We have been doing projects with them for almost a year now. In fact, the Puma commercial was one of the first things we shot with CANADA. They work with amazing directors and we loved the work they have been producing. One of the things we liked most was that they aren’t afraid of working with young talent and that’s a great thing (especially for us). It was a clear yes.

 

Interview by Olivia Atkins

LINKS:

CANADA

 

 

Credits

Puma, Football is for the Brave

Directors: RÉALITÉ

Production company: CANADA.

Agency: Helsinki.

EP / MD: Oscar Romagosa
Head of Production Producer: Alba Barneda
Producer: Xavi Vara
Production Manager: Itsasne Santos
Production Coordinator: Javier Botella

Production Trainee: Aleix Lorente 
AP / Runner: Javier Palomino
AP / Runner: Claudia Puig 
AP / Runner: Miguel Michavila 
AP / Runner: Raihan Vintró 
1st AD: Zak Ramis 
DoP: Pepe Gay De Liébana
1st AC: Nacho Muñoz 
2nd AC: Ben
Gaffer: Carlos Sanchís 
Spark: Albert
Art Director: Laura Santos Martí
Art Director Assist.: Adrià Porta
Costume Designer: Andrea Ramil 
Casting Director: Lane Casting
Postproduction Coord.: Marina Martínez
Editor: Lluis Murúa
Comp: Álvaro Posadas
2D Animator: Juan Gabriel Servera
Labor Management: Sara Marínez
Sound Design and OST: Biel Blancafort
Colorist: Martí Somoza

 

Gimaguas, How to Live in a Shell

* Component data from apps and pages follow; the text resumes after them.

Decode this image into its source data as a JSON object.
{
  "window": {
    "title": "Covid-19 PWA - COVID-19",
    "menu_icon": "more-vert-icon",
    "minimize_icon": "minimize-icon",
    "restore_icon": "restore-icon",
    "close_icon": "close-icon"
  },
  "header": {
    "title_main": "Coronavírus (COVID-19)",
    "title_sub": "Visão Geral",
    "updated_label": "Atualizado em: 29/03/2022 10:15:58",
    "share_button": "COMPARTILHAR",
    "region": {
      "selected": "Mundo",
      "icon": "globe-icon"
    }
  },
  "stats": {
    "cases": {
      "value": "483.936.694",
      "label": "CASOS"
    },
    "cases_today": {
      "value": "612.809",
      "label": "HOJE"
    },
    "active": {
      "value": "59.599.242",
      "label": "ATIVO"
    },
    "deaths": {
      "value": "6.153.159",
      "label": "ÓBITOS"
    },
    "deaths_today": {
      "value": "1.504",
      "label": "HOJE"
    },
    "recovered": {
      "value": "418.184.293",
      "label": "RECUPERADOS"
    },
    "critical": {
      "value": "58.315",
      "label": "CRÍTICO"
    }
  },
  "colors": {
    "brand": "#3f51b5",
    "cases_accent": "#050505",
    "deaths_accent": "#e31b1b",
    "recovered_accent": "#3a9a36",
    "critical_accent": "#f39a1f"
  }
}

Directed, written and edited by RÉALITÉ

DoP: Pepe Gay De Liébana
Art Direction: Laura Santos
Sound Design and OST: Biel Blancafort
Camera Assistant: Biel Capellas
Color Correction: Martí Somoza

Voice Over: Aylin Delemen
With Maya Leroux and Matilde Buoso

 

Google, MultiApps

Director: RÉALITÉ

Produced by CANADA.
Agency: 72andSunny.

 

Cupido, No Sabes Mentir

Directed and produced by RÉALITÉ.

Starring Claire Romain

Ad: Zak Ramis
Art Director: Laura Santos
Art Director Assistant: Adrià Porta
Dop: Pepe Gay
1st Camera Assistant: Sandra Roca
2nd Camera Assistant: Pau Garcia
Gaffer: Alvar Riu
Best Boy: Pol Garcia
Sparks: Martí Pluma Eram Y Deju Homs
Producer: Javi De La Llave
Production Assistant: Iu Gorina
Stylist: Laura Vifer
Make-Up: Regina Khanipova
Colorist: Yulia Bulashenko

 

Aitana ft. Lola Indigo,  Me Quedo

Executive Producer / M.D.: Oscar Romagosa
Head of Production: Alba Barneda
Producer: Karen Saurí

Director of Photography: Elías M. Félix
Production Manager: Itsasne Santos
1st AD: Laura Ruiz
Art Director: Laura Santos & Adrià Porta
Stylist: Ahida Agirre
Casting: LANE Casting
Choreographer: Juan Montero
Hair Artist: Jesús de Paula
Hair Artist & Make Up Artist: Cristo Rodriguez
Editor: Lluis Murúa
Grading: Marc Morató @ Metropolitana
Post Production: Alvaro Posadas @ CANADA
Graphic Design: Studio Albert Romagosa